Research now shows that the outdoors, especially green spaces, have restorative properties. This means that spending some time outside can help you become healthier and happier. The effects of being outdoors on the body include lower blood pressure, improved heart rate, and increased physical activity. Being outside also positively affects mental health by lowering stress, elevating the mood, and even decreasing the risk of developing psychiatric disorders. More and more doctors are informing their patients of the possible benefits of spending time in green spaces.
One of the latest studies that support the physical and mental benefits of spending time outdoors is published in the International Journal of Environmental Research. The results of the study show that it takes very little time for a person to enjoy the positive effects of being outside. According to the research, spending just 20 minutes in a green space like the local park is enough to improve health and well-being. You can enjoy those benefits even if you don’t exercise in those few minutes.
The participants in the study consisted of 94 park visitors from three urban parks near Birmingham in Alabama. They completed a short questionnaire that measured their well-being immediately before and after their park visit. The questionnaire had two components to describe well-being: emotion and life satisfaction. The highest possible score a visitor could achieve was 55 which meant high level of well-being. Their level of physical activity was also tracked by wearing an accelerometer during the park visit. The visitors were not told what to do or how long to stay in the park.

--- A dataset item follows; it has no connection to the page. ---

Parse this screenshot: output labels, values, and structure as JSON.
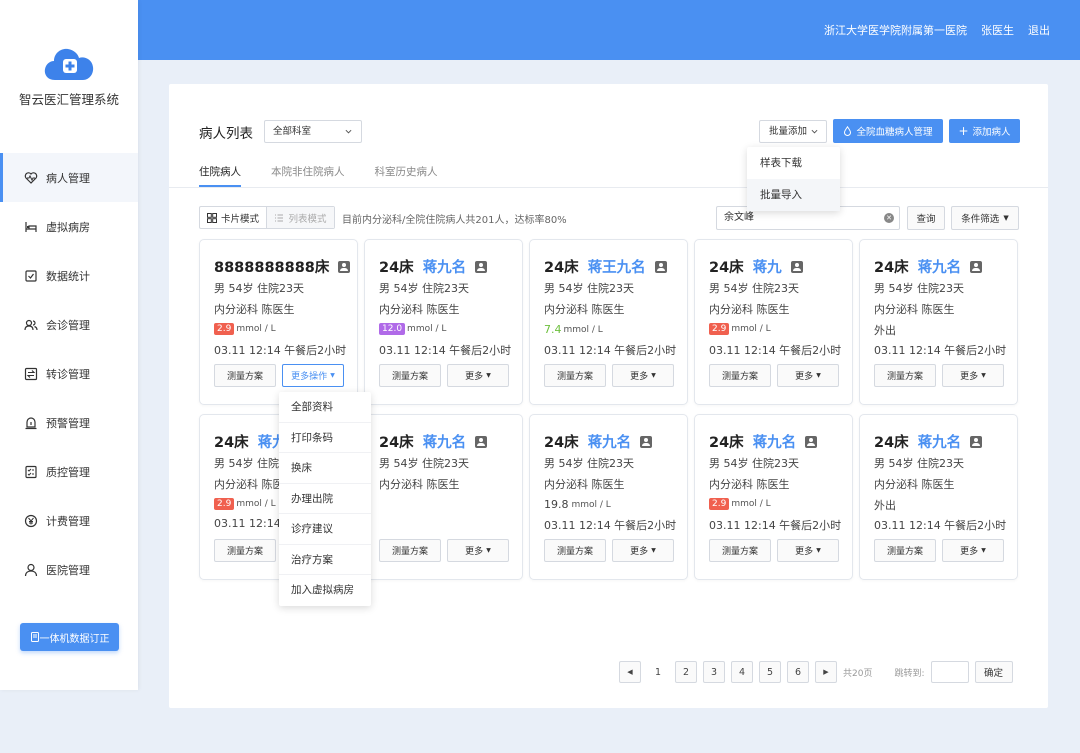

The average amount of time visitors spent in the park was 32 minutes. There was a significant increase in the well-being score after the park visit. The average difference between the scores before and after the park visit was about 1.5 points (increasing from about 37 to 39). This means that spending time in the park led to more positive emotions and greater life satisfaction.

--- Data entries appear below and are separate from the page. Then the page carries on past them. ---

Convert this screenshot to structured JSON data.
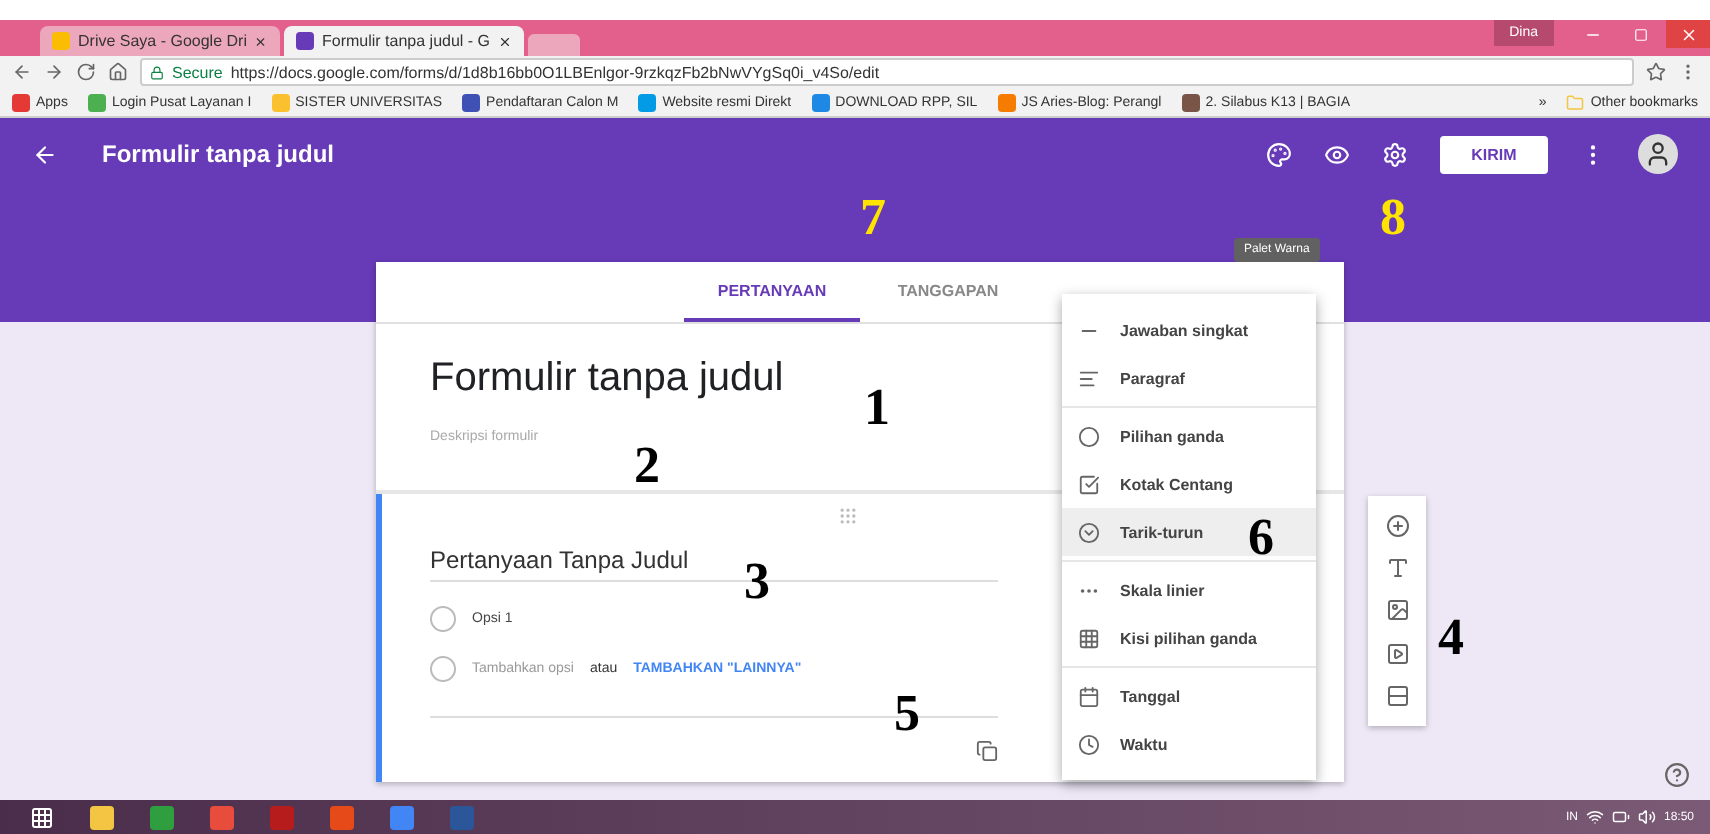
{
  "browser": {
    "tabs": [
      {
        "title": "Drive Saya - Google Dri",
        "selected": false
      },
      {
        "title": "Formulir tanpa judul - G",
        "selected": true
      }
    ],
    "profile": "Dina",
    "secure_label": "Secure",
    "url": "https://docs.google.com/forms/d/1d8b16bb0O1LBEnlgor-9rzkqzFb2bNwVYgSq0i_v4So/edit",
    "bookmarks": [
      "Apps",
      "Login Pusat Layanan I",
      "SISTER UNIVERSITAS",
      "Pendaftaran Calon M",
      "Website resmi Direkt",
      "DOWNLOAD RPP, SIL",
      "JS Aries-Blog: Perangl",
      "2. Silabus K13 | BAGIA"
    ],
    "more_bookmarks": "»",
    "other_bookmarks": "Other bookmarks"
  },
  "header": {
    "title": "Formulir tanpa judul",
    "send_button": "KIRIM",
    "tooltip": "Palet Warna"
  },
  "form_tabs": [
    {
      "label": "PERTANYAAN",
      "selected": true
    },
    {
      "label": "TANGGAPAN",
      "selected": false
    }
  ],
  "form": {
    "title": "Formulir tanpa judul",
    "description_placeholder": "Deskripsi formulir"
  },
  "question": {
    "title": "Pertanyaan Tanpa Judul",
    "option": "Opsi 1",
    "add_option": "Tambahkan opsi",
    "connector": "atau",
    "add_other": "TAMBAHKAN \"LAINNYA\""
  },
  "type_menu": [
    [
      {
        "kind": "short",
        "label": "Jawaban singkat",
        "selected": false
      },
      {
        "kind": "paragraph",
        "label": "Paragraf",
        "selected": false
      }
    ],
    [
      {
        "kind": "radio",
        "label": "Pilihan ganda",
        "selected": false
      },
      {
        "kind": "checkbox",
        "label": "Kotak Centang",
        "selected": false
      },
      {
        "kind": "dropdown",
        "label": "Tarik-turun",
        "selected": true
      }
    ],
    [
      {
        "kind": "scale",
        "label": "Skala linier",
        "selected": false
      },
      {
        "kind": "grid",
        "label": "Kisi pilihan ganda",
        "selected": false
      }
    ],
    [
      {
        "kind": "date",
        "label": "Tanggal",
        "selected": false
      },
      {
        "kind": "time",
        "label": "Waktu",
        "selected": false
      }
    ]
  ],
  "annotations": [
    {
      "label": "1",
      "color": "#000000"
    },
    {
      "label": "2",
      "color": "#000000"
    },
    {
      "label": "3",
      "color": "#000000"
    },
    {
      "label": "4",
      "color": "#000000"
    },
    {
      "label": "5",
      "color": "#000000"
    },
    {
      "label": "6",
      "color": "#000000"
    },
    {
      "label": "7",
      "color": "#ffe400"
    },
    {
      "label": "8",
      "color": "#ffe400"
    }
  ],
  "taskbar": {
    "language": "IN",
    "time": "18:50"
  }
}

The researchers at the University of Alabama at Birmingham did not find any relationship between levels of physical activity and improved well-being in this study. Instead it was simply the amount of time spent in the park that improved well-being. The study recommended that visitors stay for at least 20 minutes to enjoy the benefits of green spaces.
The medical community has picked up on the physical and mental effects of spending time outdoors. With hundreds of studies now documenting the effect of green spaces on health and happiness, physicians are now prescribing nature exposure to patients.
These prescriptions that advise patients to spend time outdoors in green spaces are called “nature prescriptions.” More and more physicians, as well as the general public, are now appreciating parks as more than places of recreation. Local parks are now seen as readily-available, cheap, and low-risk solutions to improve physical and mental health. Many now view green spaces as free medicine, and who wouldn’t want free alternatives for achieving better health?
Specificity is a key in the writing of nature prescriptions. Physicians include in their prescriptions the activities to engage in outdoors, the length of time patients stay in the parks, and even the specific park that patients should go to (sometimes attaching a Google map link). Examples of this prescription script include advising patients to spend an hour each week playing outdoor tennis, or exploring all the soccer fields near their home.
By framing these recommendations as a medical prescription with specific details, patients are motivated to actually do them and stick with the treatment method. There are a number of factors that contribute to why patients have shown greater commitment to the nature prescriptions. As opposed to the experience of joining a gym, patients who bring their activities outdoors enjoy constantly changing scenery, social interaction with other people in the park or trail, and the absence of monthly fees.
In recent years, there has been an increase in the collaboration between different organizations to encourage contact with nature. Health care providers, local and national park administrators, insurance companies, and government agencies have come together to initiate system-wide strategies. The goal of these collaborative efforts is to develop programs, parks, and nature trails that better serve the wellness needs of the community.
Spending time in green spaces has been proven to help people suffering from diabetes, heart disease, obesity, and other related diseases. It also improves mental health and benefits people suffering from anxiety, stress, and depression. Drawing from the restorative powers of nature is actually about making positive and meaningful choices in your life. There is just something very health-promoting about choosing to go out, stopping to smell a flower, appreciating beauty, and connecting with nature.